There is nothing in sports more entertaining than watching Gary Williams work the sideline at a big game.
The long-time Terps coach stalked out of the tunnel for the pre-game introductions like a middleweight fighter, shoulders hunched forward, arms dangling stiffly at his sides, familiar scowl firmly in place.
Then he pumped his fist -- his trademark move -- at the howling student section and went to work.
The next two hours were vintage Gary. Which is to say he was in full whacko mode, putting his heart and soul into every dribble and dunk and loose ball, practically willing his team to beat the hated Dukies and their calm, iconic coach, Mike Krzyzewski.
Oh, what a performance this was.
Williams screamed at his players and cajoled them with curse words. He raged at the referees and held his head in disbelief when calls went against him.
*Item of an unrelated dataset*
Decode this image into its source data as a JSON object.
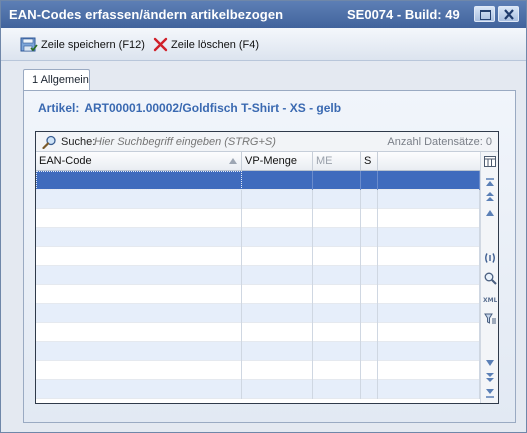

He squatted in front of the Maryland bench, shot to his feet, stomped the floor, pirouetted and jabbed his hands in the air until he was a sweaty mess, like a man who'd just been thrown into a pool wearing an expensive suit.
Final score: Maryland 79, Duke 72. At the buzzer, the jubilant students mobbed the floor, engulfing Williams and his players in a sea of red Terrapin T-shirts.
And that's when I thought I saw it.
In the joyful chaos that surrounded him, something seemed to come over Gary. It was almost imperceptible at first, a twitch of a facial muscle, a seam in the jaw-line, an unfamiliar movement of his lips.
I thought he almost smiled.